The current nuclear crisis in Japan is just the most recent example of a critical force shaping business today: the relationship between government regulation and its revolving door.
As we have starkly seen over the past decade, the effectiveness of government regulatory bodies is frequently compromised by the inflow and outflow of “interested” people who are connected to the industries that are being regulated.
Simply put, regulating bodies and the industries they are supposed to monitor are often made up of the same folks.
From the marginalization of the FAA as the overseer of aviation security prior to 9/11; to Congress and the SEC blocking any oversight of the derivatives market; to the massive oil spill in the Gulf of Mexico, one common theme is present: regulators, who previously had worked for the same industry, turned a blind eye when confronted with uncomfortable decisions which may have hurt that industry.
In the end, the public good was exponentially harmed, while a select few benefited and no one was ever held to account.

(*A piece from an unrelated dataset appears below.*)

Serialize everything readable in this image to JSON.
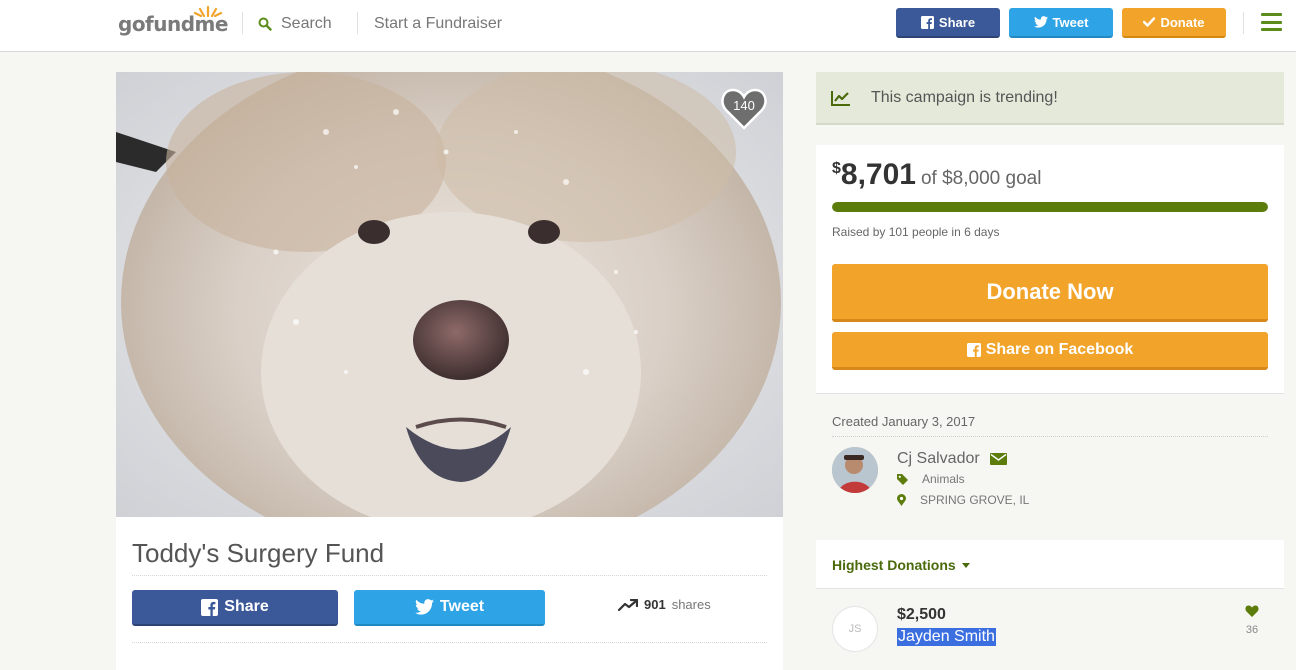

The patriot Thomas Paine in his classic Common Sense warned Americans to be wary of “interested men who should not be trusted”. For those of us who play by the rules, we would be wise to heed this advice today.